Austrian Business Cycle Theory

From Critiques Of Libertarianism
Jump to: navigation, search

Also known as ABCT. A series of sham theories supporting conservative ideological positions.


Austrian Business Cycle Theory: The Various Versions and a Critique [More...]
10 versions of ABCT over roughly 100 years, and how they all suffer from 4 theoretic flaws.
My Posts on the Austrian Business Cycle Theory (ABCT) [More...]
About 30 posts critical of ABCT by Lord Keynes (pseudonym) at the blog "Social Democracy For The 21st Century: A Post Keynesian Perspective".
The Hangover Theory: Are recessions the inevitable payback for good times? [More...]
Call it the overinvestment theory of recessions, or "liquidationism," or just call it the "hangover theory." It is the idea that slumps are the price we pay for booms, that the suffering the economy experiences during a recession is a necessary punishment for the excesses of the previous expansion... hangover theory is disastrously wrongheaded.
What was the Greatest Mistake of Lionel Robbins’s Life? [More...]
Lionel Robbins (who brought Hayek to LSE) recanted his opposition to Keynes and support of Austrian business cycle theory, considering it the greatest error of his career.

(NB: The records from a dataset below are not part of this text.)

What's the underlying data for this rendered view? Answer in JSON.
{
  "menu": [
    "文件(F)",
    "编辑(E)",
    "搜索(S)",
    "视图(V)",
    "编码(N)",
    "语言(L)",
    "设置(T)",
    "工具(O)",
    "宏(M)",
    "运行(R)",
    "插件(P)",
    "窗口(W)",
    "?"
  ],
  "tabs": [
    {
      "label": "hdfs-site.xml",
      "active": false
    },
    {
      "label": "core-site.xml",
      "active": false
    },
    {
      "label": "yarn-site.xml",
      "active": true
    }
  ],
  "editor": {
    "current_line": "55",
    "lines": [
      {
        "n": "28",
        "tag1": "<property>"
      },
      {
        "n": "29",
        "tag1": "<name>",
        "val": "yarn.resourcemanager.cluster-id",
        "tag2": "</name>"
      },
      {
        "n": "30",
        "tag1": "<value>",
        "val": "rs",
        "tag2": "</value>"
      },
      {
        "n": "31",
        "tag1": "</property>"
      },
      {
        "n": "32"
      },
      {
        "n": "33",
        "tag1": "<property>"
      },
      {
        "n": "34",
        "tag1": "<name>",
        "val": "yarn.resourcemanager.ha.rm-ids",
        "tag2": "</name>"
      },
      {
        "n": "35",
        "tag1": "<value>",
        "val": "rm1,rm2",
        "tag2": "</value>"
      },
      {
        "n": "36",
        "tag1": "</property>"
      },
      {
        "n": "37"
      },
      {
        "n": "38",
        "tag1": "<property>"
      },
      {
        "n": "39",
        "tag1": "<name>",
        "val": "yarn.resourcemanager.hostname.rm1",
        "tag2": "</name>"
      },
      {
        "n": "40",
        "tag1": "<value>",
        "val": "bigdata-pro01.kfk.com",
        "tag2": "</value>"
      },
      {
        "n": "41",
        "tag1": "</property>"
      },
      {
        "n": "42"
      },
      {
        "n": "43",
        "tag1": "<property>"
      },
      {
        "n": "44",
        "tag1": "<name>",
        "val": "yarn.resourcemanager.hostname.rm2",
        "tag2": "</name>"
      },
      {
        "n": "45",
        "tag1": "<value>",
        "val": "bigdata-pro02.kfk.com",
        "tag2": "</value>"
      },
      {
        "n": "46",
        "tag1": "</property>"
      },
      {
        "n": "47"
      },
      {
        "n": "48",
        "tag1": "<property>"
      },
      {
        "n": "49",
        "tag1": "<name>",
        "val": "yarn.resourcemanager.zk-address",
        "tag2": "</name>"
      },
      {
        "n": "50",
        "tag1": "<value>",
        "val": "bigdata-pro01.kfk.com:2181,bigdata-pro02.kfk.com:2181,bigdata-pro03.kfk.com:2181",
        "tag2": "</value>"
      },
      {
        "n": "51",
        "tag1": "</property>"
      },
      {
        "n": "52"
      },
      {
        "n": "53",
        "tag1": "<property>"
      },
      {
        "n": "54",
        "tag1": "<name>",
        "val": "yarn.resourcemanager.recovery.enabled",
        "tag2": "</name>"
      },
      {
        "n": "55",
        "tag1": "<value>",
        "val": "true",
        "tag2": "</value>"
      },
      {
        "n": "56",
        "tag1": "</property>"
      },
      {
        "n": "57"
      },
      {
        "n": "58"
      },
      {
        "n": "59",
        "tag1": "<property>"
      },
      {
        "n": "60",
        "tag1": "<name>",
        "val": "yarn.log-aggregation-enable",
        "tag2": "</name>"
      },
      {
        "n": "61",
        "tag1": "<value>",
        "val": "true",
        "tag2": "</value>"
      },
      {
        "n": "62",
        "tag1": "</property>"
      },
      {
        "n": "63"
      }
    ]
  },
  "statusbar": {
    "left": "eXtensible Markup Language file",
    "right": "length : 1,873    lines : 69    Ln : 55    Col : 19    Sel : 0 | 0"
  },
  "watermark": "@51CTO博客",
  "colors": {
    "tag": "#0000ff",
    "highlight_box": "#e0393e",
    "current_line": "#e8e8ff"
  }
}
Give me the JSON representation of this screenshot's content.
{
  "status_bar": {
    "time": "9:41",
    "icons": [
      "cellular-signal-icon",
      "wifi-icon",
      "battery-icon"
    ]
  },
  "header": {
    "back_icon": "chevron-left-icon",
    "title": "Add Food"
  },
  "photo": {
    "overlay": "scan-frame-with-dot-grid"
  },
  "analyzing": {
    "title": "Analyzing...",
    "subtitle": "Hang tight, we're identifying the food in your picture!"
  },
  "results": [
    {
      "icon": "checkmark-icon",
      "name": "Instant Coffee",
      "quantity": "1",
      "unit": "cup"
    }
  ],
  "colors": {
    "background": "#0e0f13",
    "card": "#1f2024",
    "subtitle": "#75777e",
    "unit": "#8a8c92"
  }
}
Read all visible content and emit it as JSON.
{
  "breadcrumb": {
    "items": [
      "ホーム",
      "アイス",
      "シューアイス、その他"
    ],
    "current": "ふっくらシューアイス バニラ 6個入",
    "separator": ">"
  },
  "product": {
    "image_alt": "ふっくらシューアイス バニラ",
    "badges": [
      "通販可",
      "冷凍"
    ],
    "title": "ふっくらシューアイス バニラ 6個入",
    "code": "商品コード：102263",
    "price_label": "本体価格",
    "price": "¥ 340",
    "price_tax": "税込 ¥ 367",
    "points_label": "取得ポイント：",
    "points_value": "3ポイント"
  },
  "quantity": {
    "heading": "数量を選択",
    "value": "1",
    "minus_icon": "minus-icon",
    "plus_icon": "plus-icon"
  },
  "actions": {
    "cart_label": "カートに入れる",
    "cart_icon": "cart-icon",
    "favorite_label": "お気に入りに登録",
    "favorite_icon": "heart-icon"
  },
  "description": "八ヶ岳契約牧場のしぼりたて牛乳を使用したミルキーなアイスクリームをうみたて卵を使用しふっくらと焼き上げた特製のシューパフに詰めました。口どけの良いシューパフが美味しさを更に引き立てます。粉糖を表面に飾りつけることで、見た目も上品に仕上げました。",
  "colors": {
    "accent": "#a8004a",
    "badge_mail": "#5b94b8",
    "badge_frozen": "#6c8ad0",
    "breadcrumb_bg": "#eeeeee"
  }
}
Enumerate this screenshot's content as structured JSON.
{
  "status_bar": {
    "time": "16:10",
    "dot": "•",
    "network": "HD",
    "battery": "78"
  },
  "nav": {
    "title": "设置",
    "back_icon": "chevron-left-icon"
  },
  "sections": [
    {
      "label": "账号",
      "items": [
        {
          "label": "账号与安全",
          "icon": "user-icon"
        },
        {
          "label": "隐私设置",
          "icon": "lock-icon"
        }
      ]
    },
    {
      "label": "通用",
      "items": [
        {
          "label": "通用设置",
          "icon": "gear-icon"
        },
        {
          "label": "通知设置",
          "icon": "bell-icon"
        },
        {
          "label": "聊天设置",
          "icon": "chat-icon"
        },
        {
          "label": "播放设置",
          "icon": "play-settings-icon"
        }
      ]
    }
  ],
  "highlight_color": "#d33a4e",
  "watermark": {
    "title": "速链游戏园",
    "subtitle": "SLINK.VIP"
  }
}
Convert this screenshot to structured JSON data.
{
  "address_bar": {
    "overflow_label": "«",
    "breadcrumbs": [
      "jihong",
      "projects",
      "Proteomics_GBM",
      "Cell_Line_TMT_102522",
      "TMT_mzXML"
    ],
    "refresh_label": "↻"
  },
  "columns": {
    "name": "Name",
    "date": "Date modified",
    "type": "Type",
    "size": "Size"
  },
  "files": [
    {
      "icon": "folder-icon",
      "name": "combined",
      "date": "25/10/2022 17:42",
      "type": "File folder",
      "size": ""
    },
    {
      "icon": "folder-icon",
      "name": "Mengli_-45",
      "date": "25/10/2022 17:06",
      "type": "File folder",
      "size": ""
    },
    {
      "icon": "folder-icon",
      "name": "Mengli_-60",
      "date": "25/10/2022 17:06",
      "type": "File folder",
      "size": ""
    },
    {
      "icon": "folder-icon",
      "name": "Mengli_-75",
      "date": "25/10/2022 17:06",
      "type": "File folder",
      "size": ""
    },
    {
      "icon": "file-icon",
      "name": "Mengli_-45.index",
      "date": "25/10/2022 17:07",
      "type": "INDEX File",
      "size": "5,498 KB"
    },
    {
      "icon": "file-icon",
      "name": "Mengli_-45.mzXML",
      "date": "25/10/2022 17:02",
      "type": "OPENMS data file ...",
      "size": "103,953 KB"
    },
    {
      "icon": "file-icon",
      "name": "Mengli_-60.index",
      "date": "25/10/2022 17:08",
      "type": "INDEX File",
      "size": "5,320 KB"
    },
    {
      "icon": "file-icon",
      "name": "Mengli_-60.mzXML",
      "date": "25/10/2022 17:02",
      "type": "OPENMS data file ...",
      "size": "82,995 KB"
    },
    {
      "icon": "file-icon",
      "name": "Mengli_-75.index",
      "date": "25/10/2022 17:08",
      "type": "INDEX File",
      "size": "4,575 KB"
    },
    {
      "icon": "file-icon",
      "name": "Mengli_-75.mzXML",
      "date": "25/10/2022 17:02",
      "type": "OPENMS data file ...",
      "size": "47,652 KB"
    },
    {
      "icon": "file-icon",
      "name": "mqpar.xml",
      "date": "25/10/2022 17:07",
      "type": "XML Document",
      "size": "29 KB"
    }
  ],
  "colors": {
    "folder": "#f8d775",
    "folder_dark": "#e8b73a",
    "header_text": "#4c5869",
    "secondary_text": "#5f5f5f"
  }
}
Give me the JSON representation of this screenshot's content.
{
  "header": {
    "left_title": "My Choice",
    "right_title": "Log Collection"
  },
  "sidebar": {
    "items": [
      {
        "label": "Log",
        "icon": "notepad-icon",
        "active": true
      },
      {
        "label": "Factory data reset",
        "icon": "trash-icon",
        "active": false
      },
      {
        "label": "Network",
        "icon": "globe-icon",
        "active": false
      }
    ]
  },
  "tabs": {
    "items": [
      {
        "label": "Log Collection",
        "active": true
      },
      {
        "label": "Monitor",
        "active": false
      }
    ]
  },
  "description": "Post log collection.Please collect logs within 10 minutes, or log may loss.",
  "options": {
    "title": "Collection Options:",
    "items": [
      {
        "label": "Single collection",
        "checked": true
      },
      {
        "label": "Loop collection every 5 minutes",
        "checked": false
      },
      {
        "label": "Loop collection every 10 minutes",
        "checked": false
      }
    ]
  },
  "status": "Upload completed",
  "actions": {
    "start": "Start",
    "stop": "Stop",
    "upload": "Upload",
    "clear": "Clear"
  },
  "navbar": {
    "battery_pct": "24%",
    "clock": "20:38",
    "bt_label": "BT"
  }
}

The book, as it stands, seems to me to be one of the most frightful muddles I have ever read, with scarcely a sound proposition in it beginning with page 45 [Hayek provided historical background up to page 45; after that came his theoretical model]... It is an extraordinary example of how, starting with a mistake, a remorseless logician can end up in bedlam...
John Maynard Keynes, criticizing Hayek's "Prices and Production" in "The Pure Theory of Money: A Reply to Dr. Hayek".
... I think the Austrian business-cycle theory has done the world a great deal of harm. If you go back to the 1930s, which is a key point, here you had the Austrians sitting in London, Hayek and Lionel Robbins, and saying you just have to let the bottom drop out of the world. You’ve just got to let it cure itself. You can’t do anything about it. You will only make it worse. You have Rothbard saying it was a great mistake not to let the whole banking system collapse. I think by encouraging that kind of do-nothing policy both in Britain and the United States, they did harm.
Milton Friedman, interviewed in Barron's (August 24, 1998)
"Austrian theory" of the business cycle -- a theory that I regard as being about as worthy of serious study as the phlogiston theory of fire.
Paul Krugman, "The Hangover Theory: Are recessions the inevitable payback for good times?"